Also known as VT, Ventricular Tachycardia, V Tach, and Ventricular Tachyarrhythmia
VT or Vt may refer to:Source: Wikipedia
Within all the people who go to their doctor with paroxysmal ventricular tachycardia, 43% report having shortness of breath, 34% report having sharp chest pain, and 32% report having palpitations. The symptoms that are highly suggestive of paroxysmal ventricular tachycardia are palpitations, irregular heartbeat, and decreased heart rate, although you may still have paroxysmal ventricular tachycardia without those symptoms.
Patients with paroxysmal ventricular tachycardia often receive electrocardiogram, intravenous fluid replacement, electrolytes panel, other diagnostic procedures (interview; evaluation; consultation), cardiac enzymes measurement, kidney function tests, cardiac monitoring and echocardiography .
The most commonly prescribed drugs for patients with paroxysmal ventricular tachycardia include carvedilol, amiodarone, digoxin, spironolactone, isosorbide, ezetimibe (zetia), sotalol, metolazone, torsemide, mexiletine, adenosine, acetaminophen / phenyltoloxamine / salicylamide and bisoprolol (emcor) .

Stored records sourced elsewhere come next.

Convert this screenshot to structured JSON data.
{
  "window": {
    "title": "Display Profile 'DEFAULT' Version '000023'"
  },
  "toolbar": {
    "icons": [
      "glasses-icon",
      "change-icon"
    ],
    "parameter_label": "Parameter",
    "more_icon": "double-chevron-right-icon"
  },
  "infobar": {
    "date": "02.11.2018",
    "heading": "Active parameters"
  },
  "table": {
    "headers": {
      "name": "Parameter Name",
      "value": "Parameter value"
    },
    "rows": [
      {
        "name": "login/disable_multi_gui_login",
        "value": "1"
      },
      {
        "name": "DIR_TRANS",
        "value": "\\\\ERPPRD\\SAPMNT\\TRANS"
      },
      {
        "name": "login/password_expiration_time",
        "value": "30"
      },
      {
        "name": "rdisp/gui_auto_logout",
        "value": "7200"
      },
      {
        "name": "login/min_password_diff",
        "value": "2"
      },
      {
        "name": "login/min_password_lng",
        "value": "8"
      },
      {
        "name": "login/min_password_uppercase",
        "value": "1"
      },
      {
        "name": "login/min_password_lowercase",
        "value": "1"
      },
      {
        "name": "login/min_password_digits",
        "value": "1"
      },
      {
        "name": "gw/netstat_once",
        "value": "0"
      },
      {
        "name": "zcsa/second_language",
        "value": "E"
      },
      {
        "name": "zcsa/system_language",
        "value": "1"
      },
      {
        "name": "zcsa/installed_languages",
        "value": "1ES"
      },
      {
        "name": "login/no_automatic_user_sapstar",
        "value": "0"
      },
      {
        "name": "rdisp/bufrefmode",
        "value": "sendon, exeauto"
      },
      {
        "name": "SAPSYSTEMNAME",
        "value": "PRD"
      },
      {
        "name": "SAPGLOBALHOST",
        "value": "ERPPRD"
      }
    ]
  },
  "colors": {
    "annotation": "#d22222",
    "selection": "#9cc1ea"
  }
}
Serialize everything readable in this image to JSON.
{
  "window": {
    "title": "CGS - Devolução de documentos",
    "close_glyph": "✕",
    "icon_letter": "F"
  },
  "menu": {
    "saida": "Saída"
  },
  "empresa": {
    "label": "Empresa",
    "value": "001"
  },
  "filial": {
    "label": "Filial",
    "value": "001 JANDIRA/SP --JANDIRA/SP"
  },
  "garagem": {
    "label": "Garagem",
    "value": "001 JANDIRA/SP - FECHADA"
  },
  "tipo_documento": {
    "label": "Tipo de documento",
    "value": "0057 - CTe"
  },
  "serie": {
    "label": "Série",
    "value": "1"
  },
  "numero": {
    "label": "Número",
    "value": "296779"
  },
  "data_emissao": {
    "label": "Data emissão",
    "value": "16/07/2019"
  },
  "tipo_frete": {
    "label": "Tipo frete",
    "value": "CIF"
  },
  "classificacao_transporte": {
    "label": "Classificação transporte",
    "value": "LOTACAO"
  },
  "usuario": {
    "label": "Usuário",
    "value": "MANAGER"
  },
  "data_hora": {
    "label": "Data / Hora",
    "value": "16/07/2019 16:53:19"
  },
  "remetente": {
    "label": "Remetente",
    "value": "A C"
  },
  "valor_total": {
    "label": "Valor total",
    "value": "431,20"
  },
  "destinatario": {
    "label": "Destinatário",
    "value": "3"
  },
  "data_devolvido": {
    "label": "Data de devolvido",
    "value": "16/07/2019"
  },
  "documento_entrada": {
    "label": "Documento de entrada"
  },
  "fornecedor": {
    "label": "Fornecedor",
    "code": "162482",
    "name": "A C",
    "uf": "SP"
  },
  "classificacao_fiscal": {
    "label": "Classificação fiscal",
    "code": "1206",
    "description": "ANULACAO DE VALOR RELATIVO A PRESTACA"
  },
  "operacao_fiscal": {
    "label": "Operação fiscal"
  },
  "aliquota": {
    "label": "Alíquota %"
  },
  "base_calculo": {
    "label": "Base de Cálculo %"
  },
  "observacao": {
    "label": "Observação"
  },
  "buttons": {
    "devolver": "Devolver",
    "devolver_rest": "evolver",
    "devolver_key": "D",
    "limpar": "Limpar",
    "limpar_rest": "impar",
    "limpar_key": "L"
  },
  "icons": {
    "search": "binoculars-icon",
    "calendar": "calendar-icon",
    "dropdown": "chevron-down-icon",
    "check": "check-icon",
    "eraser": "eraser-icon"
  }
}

Groups of people at highest risk for paroxysmal ventricular tachycardia include age 75+ years, sex == male and age 60-74 years. On the other hand, age 1-4 years and age < 1 years almost never get paroxysmal ventricular tachycardia.